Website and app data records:
****
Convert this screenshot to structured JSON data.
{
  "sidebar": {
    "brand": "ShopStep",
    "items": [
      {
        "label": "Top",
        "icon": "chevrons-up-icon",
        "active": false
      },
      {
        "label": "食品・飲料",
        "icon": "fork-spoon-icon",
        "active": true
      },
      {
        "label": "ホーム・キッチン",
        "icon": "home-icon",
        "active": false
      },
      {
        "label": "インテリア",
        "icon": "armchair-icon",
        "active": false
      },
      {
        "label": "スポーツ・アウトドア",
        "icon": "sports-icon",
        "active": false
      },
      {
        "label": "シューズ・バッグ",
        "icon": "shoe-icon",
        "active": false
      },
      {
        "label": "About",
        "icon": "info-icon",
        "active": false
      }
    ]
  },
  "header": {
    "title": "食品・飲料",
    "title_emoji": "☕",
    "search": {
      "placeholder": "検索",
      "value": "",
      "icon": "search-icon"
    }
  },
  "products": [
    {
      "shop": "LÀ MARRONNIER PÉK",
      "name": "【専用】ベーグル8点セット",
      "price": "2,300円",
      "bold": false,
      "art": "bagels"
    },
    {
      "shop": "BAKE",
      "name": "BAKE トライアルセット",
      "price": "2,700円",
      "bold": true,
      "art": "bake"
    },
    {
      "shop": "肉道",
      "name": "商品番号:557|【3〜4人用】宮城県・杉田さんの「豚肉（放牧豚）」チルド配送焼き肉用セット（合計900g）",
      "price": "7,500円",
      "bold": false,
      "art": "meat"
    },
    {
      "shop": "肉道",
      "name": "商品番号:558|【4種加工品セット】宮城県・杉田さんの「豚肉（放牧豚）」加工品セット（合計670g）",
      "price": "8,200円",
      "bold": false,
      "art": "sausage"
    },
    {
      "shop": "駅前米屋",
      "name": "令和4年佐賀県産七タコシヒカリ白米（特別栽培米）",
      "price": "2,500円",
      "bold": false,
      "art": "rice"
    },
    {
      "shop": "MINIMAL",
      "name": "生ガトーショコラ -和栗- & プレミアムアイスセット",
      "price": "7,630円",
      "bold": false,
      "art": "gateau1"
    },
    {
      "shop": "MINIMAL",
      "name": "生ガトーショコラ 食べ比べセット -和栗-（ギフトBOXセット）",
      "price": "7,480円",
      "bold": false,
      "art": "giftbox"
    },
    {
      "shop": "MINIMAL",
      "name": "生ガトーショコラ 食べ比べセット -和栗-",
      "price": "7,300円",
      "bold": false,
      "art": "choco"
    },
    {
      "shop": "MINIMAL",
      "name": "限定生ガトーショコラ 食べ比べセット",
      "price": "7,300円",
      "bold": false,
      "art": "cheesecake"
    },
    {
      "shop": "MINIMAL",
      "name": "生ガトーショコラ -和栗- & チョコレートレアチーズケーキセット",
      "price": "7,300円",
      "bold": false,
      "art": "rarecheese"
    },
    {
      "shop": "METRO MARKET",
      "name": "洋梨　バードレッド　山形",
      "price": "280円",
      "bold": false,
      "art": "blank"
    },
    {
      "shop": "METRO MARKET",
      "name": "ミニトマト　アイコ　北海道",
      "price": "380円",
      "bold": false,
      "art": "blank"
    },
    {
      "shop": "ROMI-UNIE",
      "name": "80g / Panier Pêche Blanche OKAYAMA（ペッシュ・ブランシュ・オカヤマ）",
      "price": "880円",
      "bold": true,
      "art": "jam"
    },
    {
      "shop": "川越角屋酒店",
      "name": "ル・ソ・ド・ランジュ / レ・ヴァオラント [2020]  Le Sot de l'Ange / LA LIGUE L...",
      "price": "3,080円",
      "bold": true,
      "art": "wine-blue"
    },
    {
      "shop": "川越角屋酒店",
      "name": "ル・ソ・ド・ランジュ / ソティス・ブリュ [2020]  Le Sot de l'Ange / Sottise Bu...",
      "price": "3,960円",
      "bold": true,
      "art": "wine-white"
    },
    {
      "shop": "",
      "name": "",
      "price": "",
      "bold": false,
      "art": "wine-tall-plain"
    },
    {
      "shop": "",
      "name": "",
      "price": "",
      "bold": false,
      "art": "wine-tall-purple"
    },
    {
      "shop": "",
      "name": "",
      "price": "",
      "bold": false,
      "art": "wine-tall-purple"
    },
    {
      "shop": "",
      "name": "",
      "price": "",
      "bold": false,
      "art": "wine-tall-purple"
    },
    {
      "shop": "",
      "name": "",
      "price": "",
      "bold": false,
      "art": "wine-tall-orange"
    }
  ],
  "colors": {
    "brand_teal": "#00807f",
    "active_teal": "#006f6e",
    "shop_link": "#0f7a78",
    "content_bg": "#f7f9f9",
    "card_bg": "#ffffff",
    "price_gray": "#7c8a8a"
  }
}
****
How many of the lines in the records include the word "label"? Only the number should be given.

Result of the exercise: 7